Depression and parental bonding: Cause, consequence, or genetic covariance?
Article first published online: 3 JUN 2005
Copyright © 1994 Wiley-Liss, Inc., A Wiley Company
Volume 11, Issue 6, pages 503–522, 1994
How to Cite
Neale, M. C., Walters, E., Heath, A. C., Kessler, R. C., Pérusse, D., Eaves, L. J. and Kendler, K. S. (1994), Depression and parental bonding: Cause, consequence, or genetic covariance?. Genet. Epidemiol., 11: 503–522. doi: 10.1002/gepi.1370110607
- Issue published online: 3 JUN 2005
- Article first published online: 3 JUN 2005
- Manuscript Revised: 15 MAR 1992
- Manuscript Received: 31 JUL 1991
- instrumental variable;
- structural equation modeling;

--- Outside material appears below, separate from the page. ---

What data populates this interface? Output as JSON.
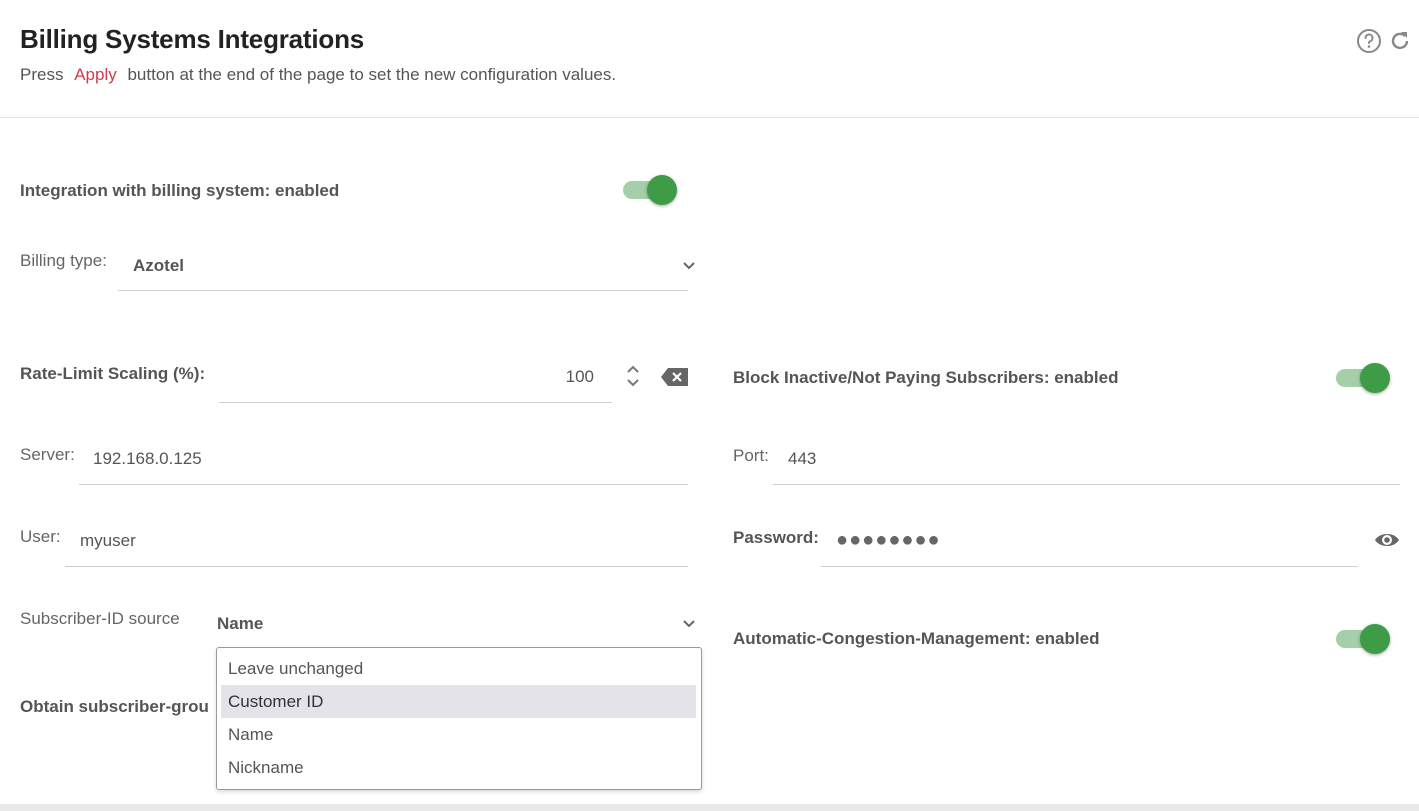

It is shown how information on the direction of causation between variables may be obtained from a cross-sectional study of pairs of relatives. This method is applied to the study of the relationship between ratings of parents' rearing style and depression in their offspring. Adult female twins ascertained from a population-based registry in Virginia completed the Center for Epidemiological Studies - Depression Scale (CESD) and a 7-item short form of the Parental Bonding Instrument (PBI) about each of their parents. Two dimensions of parental behavior, overprotectiveness and coldness, were analyzed jointly with depression data in both genetic factor and directional genetic models. Models that specify ratings of parents as a cause of depression in the offspring fit the data significantly better than models that specify depression as a cause of ratings of parents. A still better fit is obtained with models that specify common genetic variance to depression and ratings, though causal models with error variance perform almost as well. In general, ratings of fathers show more genetic and less shared environmental variance than ratings of mothers, which might arise from more consistent treatment of offspring by mothers than by fathers. No effect of children eliciting parental rearing style was detected with these data. The relative merits of instrumental variable, longitudinal, and family approaches to testing causal models are discussed. © 1994 Wiley-Liss, Inc.